Objective: To evaluate the impact of N-acetyl-cysteine (NAC) on amputation stump perfusion and healing in patients with critical limb-threatening ischemia (CLTI). Background: Patients with CLTI are at increased risk of poor amputation site healing leading to increased procedure-associated morbidity. Methods: In a pilot, double-blind, placebo-controlled, randomized controlled trial, patients with CLTI undergoing major elective lower extremity amputation were randomized 1:1 to intravenous NAC (1200 mg twice-daily) or placebo for up to 5 days postoperatively. Primary outcomes were change in stump perfusion at postoperative day 3 (POD3) and POD5, and healing at POD30. Stumps were serially evaluated for wound healing, and tissue perfusion was evaluated using noninvasive laser-assisted fluorescent angiography. Results: Thirty-three patients were randomized to NAC (n = 16) or placebo (n = 17). Thirty-one patients were eligible for intent-to-treat analysis (NAC14; placebo17). Twenty patients (NAC7; placebo13) had amputation stump perfusion defects at POD0 and were considered high-risk for poor healing. Intent-to-treat analysis revealed no significant differences between treatment groups. Subgroup analysis of high-risk patients revealed differences in stump perfusion defect size (NAC–0.53-fold, placebo +0.71–fold; 95% confidence interval -2.11 to–0.35; P < 0.05) and healing (NAC [100%], placebo [46%]; P < 0.01) between study treatments. Conclusions: Postoperative NAC administration may improve amputation stump perfusion and healing in patients with CLTI and tissue perfusion defects at the time of amputation. Intraoperative laser-assisted fluorescent angiogra-phy may help surgeons identify high-risk patients with stump perfusion defects and provide early adjunctive interventions.
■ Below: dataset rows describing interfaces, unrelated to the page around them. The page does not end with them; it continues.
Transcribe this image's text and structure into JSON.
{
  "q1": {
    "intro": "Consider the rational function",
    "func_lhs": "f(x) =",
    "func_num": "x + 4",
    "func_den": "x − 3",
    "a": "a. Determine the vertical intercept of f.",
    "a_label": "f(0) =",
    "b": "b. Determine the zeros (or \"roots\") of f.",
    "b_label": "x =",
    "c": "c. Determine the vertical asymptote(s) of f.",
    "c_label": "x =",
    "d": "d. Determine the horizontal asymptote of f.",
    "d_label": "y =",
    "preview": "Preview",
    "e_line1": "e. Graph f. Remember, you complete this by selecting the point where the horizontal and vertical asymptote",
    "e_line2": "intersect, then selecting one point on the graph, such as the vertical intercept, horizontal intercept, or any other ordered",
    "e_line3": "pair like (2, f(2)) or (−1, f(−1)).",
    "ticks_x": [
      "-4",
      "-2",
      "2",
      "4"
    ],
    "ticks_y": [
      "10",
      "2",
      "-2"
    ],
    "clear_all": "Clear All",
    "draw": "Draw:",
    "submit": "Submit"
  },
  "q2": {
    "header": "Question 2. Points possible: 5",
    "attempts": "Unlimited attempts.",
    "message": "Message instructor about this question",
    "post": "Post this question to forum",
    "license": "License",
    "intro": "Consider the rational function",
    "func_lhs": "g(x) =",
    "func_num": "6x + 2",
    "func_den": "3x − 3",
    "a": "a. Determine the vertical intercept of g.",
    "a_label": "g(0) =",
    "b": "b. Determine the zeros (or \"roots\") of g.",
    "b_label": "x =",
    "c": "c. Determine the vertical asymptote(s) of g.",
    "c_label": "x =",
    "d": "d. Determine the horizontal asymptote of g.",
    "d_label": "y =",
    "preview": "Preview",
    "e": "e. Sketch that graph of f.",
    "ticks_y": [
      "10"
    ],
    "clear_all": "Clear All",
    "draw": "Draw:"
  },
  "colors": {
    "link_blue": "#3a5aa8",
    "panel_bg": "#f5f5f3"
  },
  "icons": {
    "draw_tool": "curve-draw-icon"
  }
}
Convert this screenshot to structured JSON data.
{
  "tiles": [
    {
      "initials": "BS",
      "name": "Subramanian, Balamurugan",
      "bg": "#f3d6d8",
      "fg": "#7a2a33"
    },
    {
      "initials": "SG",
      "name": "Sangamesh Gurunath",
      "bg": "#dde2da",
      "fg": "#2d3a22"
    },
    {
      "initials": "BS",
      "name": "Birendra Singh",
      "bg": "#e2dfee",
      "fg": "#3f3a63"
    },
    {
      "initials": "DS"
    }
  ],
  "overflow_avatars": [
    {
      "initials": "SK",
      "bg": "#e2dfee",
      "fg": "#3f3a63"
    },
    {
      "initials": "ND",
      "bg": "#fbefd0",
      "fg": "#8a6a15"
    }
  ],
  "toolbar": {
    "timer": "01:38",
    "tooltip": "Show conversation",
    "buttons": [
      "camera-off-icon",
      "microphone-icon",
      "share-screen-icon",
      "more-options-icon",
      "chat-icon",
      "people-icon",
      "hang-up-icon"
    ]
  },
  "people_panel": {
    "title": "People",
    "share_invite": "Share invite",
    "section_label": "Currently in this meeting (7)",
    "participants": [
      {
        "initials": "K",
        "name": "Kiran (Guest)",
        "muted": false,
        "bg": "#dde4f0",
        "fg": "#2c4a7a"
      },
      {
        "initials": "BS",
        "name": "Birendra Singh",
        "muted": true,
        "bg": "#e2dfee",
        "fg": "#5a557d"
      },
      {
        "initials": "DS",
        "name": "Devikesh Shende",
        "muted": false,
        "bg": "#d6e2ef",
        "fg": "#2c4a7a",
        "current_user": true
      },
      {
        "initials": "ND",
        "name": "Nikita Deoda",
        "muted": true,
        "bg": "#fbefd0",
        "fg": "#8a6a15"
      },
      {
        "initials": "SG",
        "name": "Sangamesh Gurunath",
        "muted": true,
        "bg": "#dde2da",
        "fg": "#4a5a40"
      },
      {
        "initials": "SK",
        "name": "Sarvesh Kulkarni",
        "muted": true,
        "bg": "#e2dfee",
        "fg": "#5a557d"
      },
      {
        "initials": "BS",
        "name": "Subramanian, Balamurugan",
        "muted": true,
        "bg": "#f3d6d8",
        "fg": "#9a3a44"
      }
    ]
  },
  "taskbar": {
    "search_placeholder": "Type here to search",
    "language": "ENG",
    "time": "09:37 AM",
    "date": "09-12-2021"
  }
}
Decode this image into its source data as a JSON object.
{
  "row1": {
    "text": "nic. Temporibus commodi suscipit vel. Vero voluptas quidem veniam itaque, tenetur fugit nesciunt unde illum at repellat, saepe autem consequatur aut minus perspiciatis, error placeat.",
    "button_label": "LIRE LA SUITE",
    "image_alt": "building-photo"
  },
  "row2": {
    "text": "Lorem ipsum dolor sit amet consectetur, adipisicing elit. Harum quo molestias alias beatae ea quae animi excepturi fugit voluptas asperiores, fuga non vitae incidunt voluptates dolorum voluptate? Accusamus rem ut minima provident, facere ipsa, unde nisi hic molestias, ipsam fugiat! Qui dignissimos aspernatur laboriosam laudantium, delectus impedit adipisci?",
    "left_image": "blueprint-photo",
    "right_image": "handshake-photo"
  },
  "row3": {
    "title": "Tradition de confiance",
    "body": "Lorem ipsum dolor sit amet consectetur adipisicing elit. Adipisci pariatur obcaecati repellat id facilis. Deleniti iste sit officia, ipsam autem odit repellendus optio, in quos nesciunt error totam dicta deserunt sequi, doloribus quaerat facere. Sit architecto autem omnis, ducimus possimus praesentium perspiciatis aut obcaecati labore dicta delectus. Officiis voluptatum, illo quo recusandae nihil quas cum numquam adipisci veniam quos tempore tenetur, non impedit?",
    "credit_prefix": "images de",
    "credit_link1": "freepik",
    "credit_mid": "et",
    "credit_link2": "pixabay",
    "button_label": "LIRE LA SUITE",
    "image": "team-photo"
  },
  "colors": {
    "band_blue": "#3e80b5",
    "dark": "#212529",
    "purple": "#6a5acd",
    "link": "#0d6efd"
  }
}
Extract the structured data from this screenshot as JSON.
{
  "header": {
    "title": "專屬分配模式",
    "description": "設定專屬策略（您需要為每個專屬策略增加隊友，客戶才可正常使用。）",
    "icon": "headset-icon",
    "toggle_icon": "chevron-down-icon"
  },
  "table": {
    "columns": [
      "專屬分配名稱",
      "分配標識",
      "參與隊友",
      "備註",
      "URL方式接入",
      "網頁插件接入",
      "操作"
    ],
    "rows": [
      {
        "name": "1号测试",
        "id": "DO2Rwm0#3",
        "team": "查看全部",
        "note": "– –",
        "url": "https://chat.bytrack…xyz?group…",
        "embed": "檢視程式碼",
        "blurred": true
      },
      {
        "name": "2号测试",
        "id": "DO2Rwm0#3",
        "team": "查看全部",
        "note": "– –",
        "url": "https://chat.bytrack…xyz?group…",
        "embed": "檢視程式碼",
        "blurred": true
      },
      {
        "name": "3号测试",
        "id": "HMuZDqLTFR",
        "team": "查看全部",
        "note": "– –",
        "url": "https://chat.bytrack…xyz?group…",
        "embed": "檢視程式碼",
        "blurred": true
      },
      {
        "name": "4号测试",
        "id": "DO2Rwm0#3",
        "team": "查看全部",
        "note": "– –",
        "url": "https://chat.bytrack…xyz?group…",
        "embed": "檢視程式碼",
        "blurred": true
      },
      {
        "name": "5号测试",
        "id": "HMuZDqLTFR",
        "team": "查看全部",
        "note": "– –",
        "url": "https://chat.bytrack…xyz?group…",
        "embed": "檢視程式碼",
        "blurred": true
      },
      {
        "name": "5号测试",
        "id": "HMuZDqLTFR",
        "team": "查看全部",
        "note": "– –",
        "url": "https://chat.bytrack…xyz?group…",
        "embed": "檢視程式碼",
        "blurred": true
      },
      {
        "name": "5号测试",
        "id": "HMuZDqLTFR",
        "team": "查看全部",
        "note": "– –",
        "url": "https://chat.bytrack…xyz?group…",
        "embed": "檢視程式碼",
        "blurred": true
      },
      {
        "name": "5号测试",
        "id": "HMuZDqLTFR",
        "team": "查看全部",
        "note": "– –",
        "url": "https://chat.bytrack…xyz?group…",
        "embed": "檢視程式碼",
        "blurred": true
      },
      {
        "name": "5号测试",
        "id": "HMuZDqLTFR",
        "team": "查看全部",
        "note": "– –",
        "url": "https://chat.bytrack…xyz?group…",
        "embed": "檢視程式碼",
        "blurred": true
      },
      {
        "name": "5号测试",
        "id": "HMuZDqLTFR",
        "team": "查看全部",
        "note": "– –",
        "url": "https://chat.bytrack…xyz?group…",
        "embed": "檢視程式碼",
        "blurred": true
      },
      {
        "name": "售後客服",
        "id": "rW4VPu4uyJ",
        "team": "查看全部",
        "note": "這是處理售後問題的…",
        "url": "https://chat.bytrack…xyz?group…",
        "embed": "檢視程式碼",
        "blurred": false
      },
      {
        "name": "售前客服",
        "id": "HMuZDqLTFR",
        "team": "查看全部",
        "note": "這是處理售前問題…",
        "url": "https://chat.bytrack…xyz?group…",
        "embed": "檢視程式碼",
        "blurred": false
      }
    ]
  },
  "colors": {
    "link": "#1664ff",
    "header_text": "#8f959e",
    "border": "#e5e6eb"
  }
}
Future studies can further explore the therapeutic benefits of NAC in the healing and perfusion of other surgical operative sites in high-risk individuals.
- Critical limb threatening ischemia
- Surgical healing
- Tissue perfusion